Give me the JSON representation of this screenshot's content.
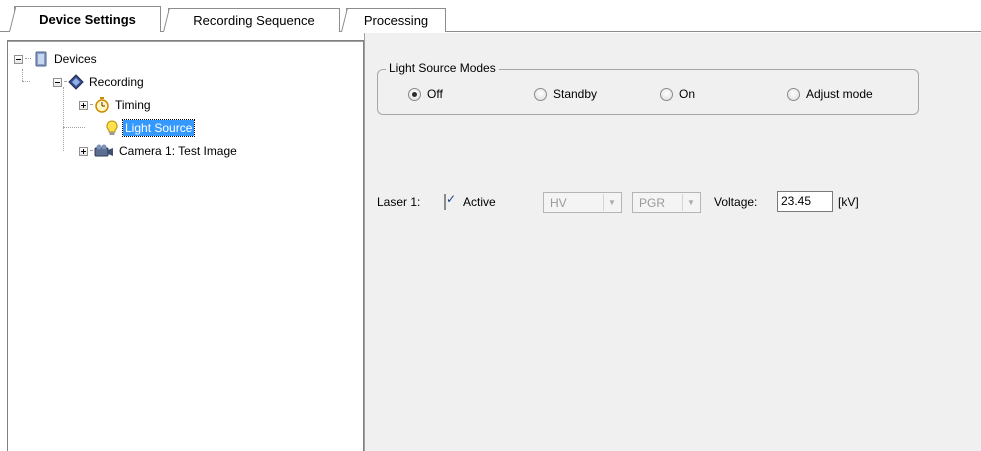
{
  "tabs": [
    {
      "label": "Device Settings",
      "active": true
    },
    {
      "label": "Recording Sequence",
      "active": false
    },
    {
      "label": "Processing",
      "active": false
    }
  ],
  "tree": {
    "devices": "Devices",
    "recording": "Recording",
    "timing": "Timing",
    "light_source": "Light Source",
    "camera": "Camera 1: Test Image"
  },
  "light_source_modes": {
    "title": "Light Source Modes",
    "options": [
      "Off",
      "Standby",
      "On",
      "Adjust mode"
    ],
    "selected": "Off"
  },
  "laser": {
    "label": "Laser 1:",
    "active_label": "Active",
    "active_checked": true,
    "combo1": "HV",
    "combo2": "PGR",
    "voltage_label": "Voltage:",
    "voltage_value": "23.45",
    "unit": "[kV]"
  },
  "colors": {
    "selection": "#3399ff",
    "panel_bg": "#f0f0f0"
  }
}
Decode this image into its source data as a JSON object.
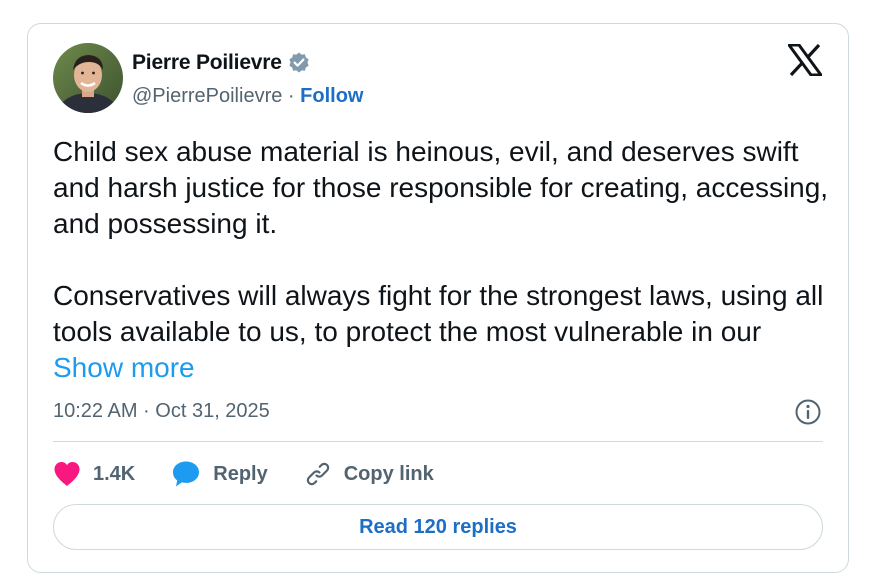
{
  "author": {
    "name": "Pierre Poilievre",
    "handle": "@PierrePoilievre",
    "separator": " · ",
    "follow_label": "Follow",
    "verified": true
  },
  "brand_icon": "x-logo-icon",
  "tweet": {
    "text": "Child sex abuse material is heinous, evil, and deserves swift and harsh justice for those responsible for creating, accessing, and possessing it.\n\nConservatives will always fight for the strongest laws, using all tools available to us, to protect the most vulnerable in our ",
    "show_more_label": "Show more"
  },
  "meta": {
    "timestamp": "10:22 AM · Oct 31, 2025"
  },
  "actions": {
    "like_count": "1.4K",
    "reply_label": "Reply",
    "copy_link_label": "Copy link"
  },
  "read_replies_label": "Read 120 replies",
  "colors": {
    "like": "#f91880",
    "reply": "#1d9bf0",
    "link": "#1d6fc6",
    "muted": "#536471",
    "border": "#cfd9de"
  }
}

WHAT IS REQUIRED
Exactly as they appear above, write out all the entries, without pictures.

SOLVED EXERCISE
Give me the JSON representation of this screenshot's content.
{
  "tabs": [
    {
      "label": "Device Settings",
      "active": true
    },
    {
      "label": "Recording Sequence",
      "active": false
    },
    {
      "label": "Processing",
      "active": false
    }
  ],
  "tree": {
    "devices": "Devices",
    "recording": "Recording",
    "timing": "Timing",
    "light_source": "Light Source",
    "camera": "Camera 1: Test Image"
  },
  "light_source_modes": {
    "title": "Light Source Modes",
    "options": [
      "Off",
      "Standby",
      "On",
      "Adjust mode"
    ],
    "selected": "Off"
  },
  "laser": {
    "label": "Laser 1:",
    "active_label": "Active",
    "active_checked": true,
    "combo1": "HV",
    "combo2": "PGR",
    "voltage_label": "Voltage:",
    "voltage_value": "23.45",
    "unit": "[kV]"
  },
  "colors": {
    "selection": "#3399ff",
    "panel_bg": "#f0f0f0"
  }
}
Decode this image into its source data as a JSON object.
{
  "author": {
    "name": "Pierre Poilievre",
    "handle": "@PierrePoilievre",
    "separator": " · ",
    "follow_label": "Follow",
    "verified": true
  },
  "brand_icon": "x-logo-icon",
  "tweet": {
    "text": "Child sex abuse material is heinous, evil, and deserves swift and harsh justice for those responsible for creating, accessing, and possessing it.\n\nConservatives will always fight for the strongest laws, using all tools available to us, to protect the most vulnerable in our ",
    "show_more_label": "Show more"
  },
  "meta": {
    "timestamp": "10:22 AM · Oct 31, 2025"
  },
  "actions": {
    "like_count": "1.4K",
    "reply_label": "Reply",
    "copy_link_label": "Copy link"
  },
  "read_replies_label": "Read 120 replies",
  "colors": {
    "like": "#f91880",
    "reply": "#1d9bf0",
    "link": "#1d6fc6",
    "muted": "#536471",
    "border": "#cfd9de"
  }
}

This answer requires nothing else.